The lawsuit was only the latest step in the ongoing drama about the dissolving relationship between the two one-time partners. The friction started with Oracle s $7.4 billion acquisition last year of Sun Microsystems, and followed with some skipping around of executives former HP CEO Mark Hurd going to Oracle, former Oracle executive Ray Lane jumping onto HP s board of directors, and Leo Apotheker, an Oracle nemesis from his time as CEO of SAP, taking over for Hurd at the top of HP.

Oracle’s Itanium decision, announced in March, and HP’s subsequent reaction only ramped up the animosity.

So, in this back-and-forth between the two tech titans, who is the ultimate winner?
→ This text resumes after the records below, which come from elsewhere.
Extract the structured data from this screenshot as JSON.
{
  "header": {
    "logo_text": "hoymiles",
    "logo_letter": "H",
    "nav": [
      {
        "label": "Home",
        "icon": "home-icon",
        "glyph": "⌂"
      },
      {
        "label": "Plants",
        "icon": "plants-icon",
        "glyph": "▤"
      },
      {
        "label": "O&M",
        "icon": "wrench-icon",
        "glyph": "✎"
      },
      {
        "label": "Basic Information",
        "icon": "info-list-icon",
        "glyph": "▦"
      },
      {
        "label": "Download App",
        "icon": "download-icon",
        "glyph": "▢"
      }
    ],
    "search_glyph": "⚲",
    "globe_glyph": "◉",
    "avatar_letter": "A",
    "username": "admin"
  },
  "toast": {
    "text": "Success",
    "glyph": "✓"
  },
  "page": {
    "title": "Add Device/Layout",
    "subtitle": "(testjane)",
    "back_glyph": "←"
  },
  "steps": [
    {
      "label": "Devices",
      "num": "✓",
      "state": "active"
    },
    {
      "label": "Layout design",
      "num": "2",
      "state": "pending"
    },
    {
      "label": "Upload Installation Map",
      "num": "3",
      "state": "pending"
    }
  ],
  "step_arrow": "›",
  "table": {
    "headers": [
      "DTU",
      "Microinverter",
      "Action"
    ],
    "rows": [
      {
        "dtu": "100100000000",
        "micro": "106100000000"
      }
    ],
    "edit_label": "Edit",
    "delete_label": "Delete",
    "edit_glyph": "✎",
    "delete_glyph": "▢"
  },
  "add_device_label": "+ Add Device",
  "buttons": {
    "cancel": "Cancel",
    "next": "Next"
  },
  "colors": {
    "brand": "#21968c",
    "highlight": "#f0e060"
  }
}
According to two analysts, that would be IBM, which already has seen success in convincing HP and Oracle Unix customers to move to its own Power systems, thanks to its aggressive migration programs. The sense of instability around both HP and Oracle due to their ugly breakup will only serve to drive away enterprise customers who are uncomfortable with uncertainty, the analysts said.

“Rather than providing what Oracle likely hoped would be a competitive edge for its Sun hardware solutions, the company s battle with HP has instead given IBM an unprecedented opportunity to move on HP/Oracle accounts with migration programs designed to remove forever the discomfort and dangers of warring vendors putting mission-critical systems at risk,” Rob Enderle, principal analyst with The Enderle Group, said in a June 22 report.

Roger Kay, principle analyst at Endpoint Technologies Associates, agreed. “This beef has been a windfall for IBM, which, amid the uncertainty surrounding Itanium s future, is picking off HP and Oracle (former Sun) customers right and left,” Kay wrote in a June 22 column on “IBM has institutionalized this process, creating what it calls the STG Power Migration Factory to bring its competitors customers over to Power-based systems. IBM has been extending its lead in UNIX servers steadily in the past several years, taking out hundreds of its competitors systems per year. Even if Oracle caves and restarts Itanium support, customers will remain uncomfortable about the depth of that support. If the suit goes to trial, even if HP wins, support will come too late. Enterprise customers don”t like uncertainty.”

To read the original eWeek article, click here: IBM the Winner in the HP-Oracle Fight: Analysts